* [Exercise directions]:
Type out the whole listing again exactly, pictures omitted.

▼

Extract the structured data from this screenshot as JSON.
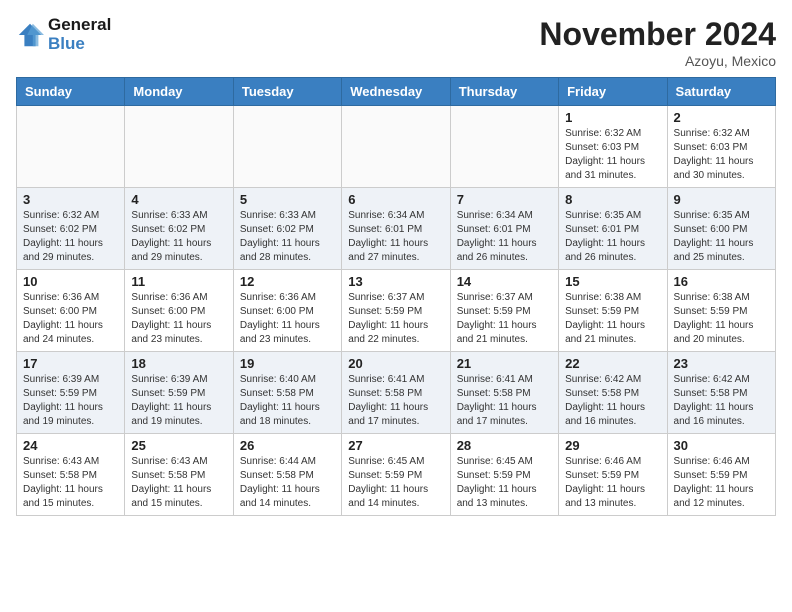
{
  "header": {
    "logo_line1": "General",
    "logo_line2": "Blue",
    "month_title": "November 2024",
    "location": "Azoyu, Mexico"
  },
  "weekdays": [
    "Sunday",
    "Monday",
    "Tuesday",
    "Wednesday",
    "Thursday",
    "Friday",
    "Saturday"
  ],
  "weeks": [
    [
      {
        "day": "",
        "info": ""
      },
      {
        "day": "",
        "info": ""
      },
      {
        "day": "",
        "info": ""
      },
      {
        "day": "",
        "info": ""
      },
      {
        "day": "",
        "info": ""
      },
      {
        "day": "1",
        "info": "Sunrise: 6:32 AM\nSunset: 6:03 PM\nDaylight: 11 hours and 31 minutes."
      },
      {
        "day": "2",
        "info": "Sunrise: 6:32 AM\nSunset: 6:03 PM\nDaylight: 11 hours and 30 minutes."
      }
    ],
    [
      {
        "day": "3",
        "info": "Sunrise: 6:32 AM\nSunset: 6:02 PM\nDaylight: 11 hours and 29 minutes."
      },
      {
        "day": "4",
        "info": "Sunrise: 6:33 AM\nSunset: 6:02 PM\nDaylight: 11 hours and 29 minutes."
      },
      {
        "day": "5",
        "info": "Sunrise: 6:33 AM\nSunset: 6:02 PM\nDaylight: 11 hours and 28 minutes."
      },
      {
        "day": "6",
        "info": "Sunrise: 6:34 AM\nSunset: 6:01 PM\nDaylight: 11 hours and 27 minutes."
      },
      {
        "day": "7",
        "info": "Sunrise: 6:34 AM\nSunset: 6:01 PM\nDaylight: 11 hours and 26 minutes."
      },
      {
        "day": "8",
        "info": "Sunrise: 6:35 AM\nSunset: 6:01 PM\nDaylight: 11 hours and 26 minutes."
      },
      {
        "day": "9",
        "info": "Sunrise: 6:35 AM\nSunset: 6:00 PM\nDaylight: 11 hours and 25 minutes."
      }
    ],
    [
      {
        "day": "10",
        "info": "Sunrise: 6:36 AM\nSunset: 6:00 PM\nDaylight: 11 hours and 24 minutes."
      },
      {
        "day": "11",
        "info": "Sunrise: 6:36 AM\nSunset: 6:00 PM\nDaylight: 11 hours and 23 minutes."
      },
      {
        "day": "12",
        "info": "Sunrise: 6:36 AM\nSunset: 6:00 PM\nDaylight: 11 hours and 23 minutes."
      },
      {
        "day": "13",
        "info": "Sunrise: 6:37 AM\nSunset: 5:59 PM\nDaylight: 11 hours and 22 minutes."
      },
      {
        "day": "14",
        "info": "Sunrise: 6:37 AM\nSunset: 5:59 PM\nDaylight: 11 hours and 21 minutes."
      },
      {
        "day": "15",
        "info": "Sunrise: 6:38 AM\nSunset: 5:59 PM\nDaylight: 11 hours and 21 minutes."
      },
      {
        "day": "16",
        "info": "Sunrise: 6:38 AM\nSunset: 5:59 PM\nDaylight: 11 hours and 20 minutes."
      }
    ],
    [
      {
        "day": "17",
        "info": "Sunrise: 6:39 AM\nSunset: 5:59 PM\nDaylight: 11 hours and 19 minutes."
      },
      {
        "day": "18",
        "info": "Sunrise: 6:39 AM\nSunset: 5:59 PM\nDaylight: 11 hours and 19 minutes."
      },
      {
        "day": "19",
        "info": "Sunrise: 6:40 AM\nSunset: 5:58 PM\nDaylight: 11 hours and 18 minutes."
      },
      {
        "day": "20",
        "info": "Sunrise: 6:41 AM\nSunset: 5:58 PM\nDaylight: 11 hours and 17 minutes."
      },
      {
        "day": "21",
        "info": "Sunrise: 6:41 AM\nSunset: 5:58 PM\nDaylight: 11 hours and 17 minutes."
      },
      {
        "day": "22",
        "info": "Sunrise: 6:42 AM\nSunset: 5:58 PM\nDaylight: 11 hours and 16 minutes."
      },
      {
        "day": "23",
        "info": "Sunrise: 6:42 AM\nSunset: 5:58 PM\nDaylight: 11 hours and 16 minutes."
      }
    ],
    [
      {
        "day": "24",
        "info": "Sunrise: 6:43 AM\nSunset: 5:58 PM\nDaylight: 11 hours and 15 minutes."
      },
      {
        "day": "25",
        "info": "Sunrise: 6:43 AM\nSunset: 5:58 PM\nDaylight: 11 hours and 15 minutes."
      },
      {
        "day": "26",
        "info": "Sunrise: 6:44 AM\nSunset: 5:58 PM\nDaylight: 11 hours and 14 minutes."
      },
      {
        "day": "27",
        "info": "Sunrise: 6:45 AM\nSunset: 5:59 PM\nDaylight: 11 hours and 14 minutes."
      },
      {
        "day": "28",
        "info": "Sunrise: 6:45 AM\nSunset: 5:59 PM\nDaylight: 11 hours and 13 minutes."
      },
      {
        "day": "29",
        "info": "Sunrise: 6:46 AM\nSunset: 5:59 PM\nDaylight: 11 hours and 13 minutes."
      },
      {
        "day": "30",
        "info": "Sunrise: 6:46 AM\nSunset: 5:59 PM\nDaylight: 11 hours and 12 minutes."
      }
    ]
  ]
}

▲

* [Problem solution]:
Extract the structured data from this screenshot as JSON.
{
  "header": {
    "logo_line1": "General",
    "logo_line2": "Blue",
    "month_title": "November 2024",
    "location": "Azoyu, Mexico"
  },
  "weekdays": [
    "Sunday",
    "Monday",
    "Tuesday",
    "Wednesday",
    "Thursday",
    "Friday",
    "Saturday"
  ],
  "weeks": [
    [
      {
        "day": "",
        "info": ""
      },
      {
        "day": "",
        "info": ""
      },
      {
        "day": "",
        "info": ""
      },
      {
        "day": "",
        "info": ""
      },
      {
        "day": "",
        "info": ""
      },
      {
        "day": "1",
        "info": "Sunrise: 6:32 AM\nSunset: 6:03 PM\nDaylight: 11 hours and 31 minutes."
      },
      {
        "day": "2",
        "info": "Sunrise: 6:32 AM\nSunset: 6:03 PM\nDaylight: 11 hours and 30 minutes."
      }
    ],
    [
      {
        "day": "3",
        "info": "Sunrise: 6:32 AM\nSunset: 6:02 PM\nDaylight: 11 hours and 29 minutes."
      },
      {
        "day": "4",
        "info": "Sunrise: 6:33 AM\nSunset: 6:02 PM\nDaylight: 11 hours and 29 minutes."
      },
      {
        "day": "5",
        "info": "Sunrise: 6:33 AM\nSunset: 6:02 PM\nDaylight: 11 hours and 28 minutes."
      },
      {
        "day": "6",
        "info": "Sunrise: 6:34 AM\nSunset: 6:01 PM\nDaylight: 11 hours and 27 minutes."
      },
      {
        "day": "7",
        "info": "Sunrise: 6:34 AM\nSunset: 6:01 PM\nDaylight: 11 hours and 26 minutes."
      },
      {
        "day": "8",
        "info": "Sunrise: 6:35 AM\nSunset: 6:01 PM\nDaylight: 11 hours and 26 minutes."
      },
      {
        "day": "9",
        "info": "Sunrise: 6:35 AM\nSunset: 6:00 PM\nDaylight: 11 hours and 25 minutes."
      }
    ],
    [
      {
        "day": "10",
        "info": "Sunrise: 6:36 AM\nSunset: 6:00 PM\nDaylight: 11 hours and 24 minutes."
      },
      {
        "day": "11",
        "info": "Sunrise: 6:36 AM\nSunset: 6:00 PM\nDaylight: 11 hours and 23 minutes."
      },
      {
        "day": "12",
        "info": "Sunrise: 6:36 AM\nSunset: 6:00 PM\nDaylight: 11 hours and 23 minutes."
      },
      {
        "day": "13",
        "info": "Sunrise: 6:37 AM\nSunset: 5:59 PM\nDaylight: 11 hours and 22 minutes."
      },
      {
        "day": "14",
        "info": "Sunrise: 6:37 AM\nSunset: 5:59 PM\nDaylight: 11 hours and 21 minutes."
      },
      {
        "day": "15",
        "info": "Sunrise: 6:38 AM\nSunset: 5:59 PM\nDaylight: 11 hours and 21 minutes."
      },
      {
        "day": "16",
        "info": "Sunrise: 6:38 AM\nSunset: 5:59 PM\nDaylight: 11 hours and 20 minutes."
      }
    ],
    [
      {
        "day": "17",
        "info": "Sunrise: 6:39 AM\nSunset: 5:59 PM\nDaylight: 11 hours and 19 minutes."
      },
      {
        "day": "18",
        "info": "Sunrise: 6:39 AM\nSunset: 5:59 PM\nDaylight: 11 hours and 19 minutes."
      },
      {
        "day": "19",
        "info": "Sunrise: 6:40 AM\nSunset: 5:58 PM\nDaylight: 11 hours and 18 minutes."
      },
      {
        "day": "20",
        "info": "Sunrise: 6:41 AM\nSunset: 5:58 PM\nDaylight: 11 hours and 17 minutes."
      },
      {
        "day": "21",
        "info": "Sunrise: 6:41 AM\nSunset: 5:58 PM\nDaylight: 11 hours and 17 minutes."
      },
      {
        "day": "22",
        "info": "Sunrise: 6:42 AM\nSunset: 5:58 PM\nDaylight: 11 hours and 16 minutes."
      },
      {
        "day": "23",
        "info": "Sunrise: 6:42 AM\nSunset: 5:58 PM\nDaylight: 11 hours and 16 minutes."
      }
    ],
    [
      {
        "day": "24",
        "info": "Sunrise: 6:43 AM\nSunset: 5:58 PM\nDaylight: 11 hours and 15 minutes."
      },
      {
        "day": "25",
        "info": "Sunrise: 6:43 AM\nSunset: 5:58 PM\nDaylight: 11 hours and 15 minutes."
      },
      {
        "day": "26",
        "info": "Sunrise: 6:44 AM\nSunset: 5:58 PM\nDaylight: 11 hours and 14 minutes."
      },
      {
        "day": "27",
        "info": "Sunrise: 6:45 AM\nSunset: 5:59 PM\nDaylight: 11 hours and 14 minutes."
      },
      {
        "day": "28",
        "info": "Sunrise: 6:45 AM\nSunset: 5:59 PM\nDaylight: 11 hours and 13 minutes."
      },
      {
        "day": "29",
        "info": "Sunrise: 6:46 AM\nSunset: 5:59 PM\nDaylight: 11 hours and 13 minutes."
      },
      {
        "day": "30",
        "info": "Sunrise: 6:46 AM\nSunset: 5:59 PM\nDaylight: 11 hours and 12 minutes."
      }
    ]
  ]
}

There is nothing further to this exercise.